“Finally a book we have been waiting for. A cold analytic look free of all versions of Balkanism, free of nostalgia for Yugoslav self-management Socialism, but also free of all illusions about liberal-democratic Brave New World. A report from the people who are effectively engaged in emancipatory struggles in ex-Yugoslavia. A must for everyone who wants to understand the post-Communist transition from bad to worse.” —Slavoj iek
“We have entered a new age of resistance, and this dramatic change is nowhere more striking than in the post-socialist Balkans. As this invaluable book argues compellingly, the ‘transition’ period ended with a bang: new forms, subjects and strategies of dissent and resistance have sprang from Zagreb to Ljubljana and from Sofia to Sarajevo. They respond to two common enemies, greedy neoliberal capitalism and the post-democratic governance of ‘experts’ and corrupt elites. This book gives a new positive meaning to balkanization: instead of division and fragmentation, it marks the coming together of people in all parts of the region in an attempt to trace the contours of a future of justice and democracy.” —Costas Douzinas
“They say that when the Nazis had Tito surrounded, he saved himself by hiding in a big cave. This is how it is in the Balkans: the resistance is often forced to conceal itself in caves and forests. But it never goes away.
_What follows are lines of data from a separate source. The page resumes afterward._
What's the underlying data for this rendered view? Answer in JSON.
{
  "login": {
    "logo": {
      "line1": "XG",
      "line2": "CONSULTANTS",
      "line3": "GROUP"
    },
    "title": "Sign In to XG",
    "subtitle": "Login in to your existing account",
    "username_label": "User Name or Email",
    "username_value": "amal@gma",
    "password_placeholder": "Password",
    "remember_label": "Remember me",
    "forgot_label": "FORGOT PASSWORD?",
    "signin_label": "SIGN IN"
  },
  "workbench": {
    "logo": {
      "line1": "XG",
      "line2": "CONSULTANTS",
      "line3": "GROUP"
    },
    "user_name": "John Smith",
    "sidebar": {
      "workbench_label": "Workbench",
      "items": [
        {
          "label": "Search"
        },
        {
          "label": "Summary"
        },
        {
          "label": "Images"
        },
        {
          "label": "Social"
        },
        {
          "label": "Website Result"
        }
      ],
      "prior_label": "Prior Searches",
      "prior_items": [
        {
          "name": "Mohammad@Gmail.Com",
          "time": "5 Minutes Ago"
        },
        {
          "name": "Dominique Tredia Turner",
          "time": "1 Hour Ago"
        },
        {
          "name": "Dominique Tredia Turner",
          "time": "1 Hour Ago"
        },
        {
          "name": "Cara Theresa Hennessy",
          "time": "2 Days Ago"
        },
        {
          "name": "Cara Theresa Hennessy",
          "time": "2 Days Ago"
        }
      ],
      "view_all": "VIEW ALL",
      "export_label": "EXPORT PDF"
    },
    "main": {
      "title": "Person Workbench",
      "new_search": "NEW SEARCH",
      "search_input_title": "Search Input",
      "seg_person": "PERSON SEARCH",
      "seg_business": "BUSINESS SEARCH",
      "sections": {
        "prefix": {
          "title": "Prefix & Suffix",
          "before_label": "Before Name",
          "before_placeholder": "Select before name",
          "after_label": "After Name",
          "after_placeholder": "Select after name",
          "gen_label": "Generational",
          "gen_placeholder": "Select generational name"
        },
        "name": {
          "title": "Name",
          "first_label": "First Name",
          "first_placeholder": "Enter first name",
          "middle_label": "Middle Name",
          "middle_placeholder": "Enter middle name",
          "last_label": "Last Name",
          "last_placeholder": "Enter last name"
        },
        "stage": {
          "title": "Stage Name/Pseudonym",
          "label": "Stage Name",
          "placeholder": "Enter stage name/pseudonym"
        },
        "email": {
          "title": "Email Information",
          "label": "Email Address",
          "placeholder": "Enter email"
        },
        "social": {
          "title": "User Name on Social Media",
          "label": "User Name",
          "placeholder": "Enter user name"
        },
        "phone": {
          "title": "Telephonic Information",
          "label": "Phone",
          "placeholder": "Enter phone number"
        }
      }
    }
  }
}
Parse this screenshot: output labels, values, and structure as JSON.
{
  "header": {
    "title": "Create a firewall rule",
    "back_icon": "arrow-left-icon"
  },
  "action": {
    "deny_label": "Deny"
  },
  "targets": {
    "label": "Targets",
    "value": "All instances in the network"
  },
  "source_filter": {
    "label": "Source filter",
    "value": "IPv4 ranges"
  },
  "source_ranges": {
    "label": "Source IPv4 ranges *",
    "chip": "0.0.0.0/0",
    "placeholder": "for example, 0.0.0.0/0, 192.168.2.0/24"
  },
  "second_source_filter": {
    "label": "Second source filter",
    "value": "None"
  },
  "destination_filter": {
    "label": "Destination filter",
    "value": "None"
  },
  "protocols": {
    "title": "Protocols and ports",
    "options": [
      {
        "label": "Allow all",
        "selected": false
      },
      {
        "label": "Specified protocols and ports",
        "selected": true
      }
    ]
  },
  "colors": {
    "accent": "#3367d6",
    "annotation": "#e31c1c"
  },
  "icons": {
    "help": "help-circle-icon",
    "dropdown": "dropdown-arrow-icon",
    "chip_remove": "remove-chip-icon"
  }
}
This book hopes and prepares for the resistance to step back into the open.” —Antonio Negri
“[Welcome to the Desert of Post-Socialism] is a very important initiative for the region and beyond … [It] is a work that has opened the debate and encourages, in the coming years, the publication of this kind of writings about the space of ex-Yugoslavia and in Eastern Europe in general, which have long been at the center of imperialist propaganda against any idea of transcending capitalism.” —Philippe Alcoy, Left Voice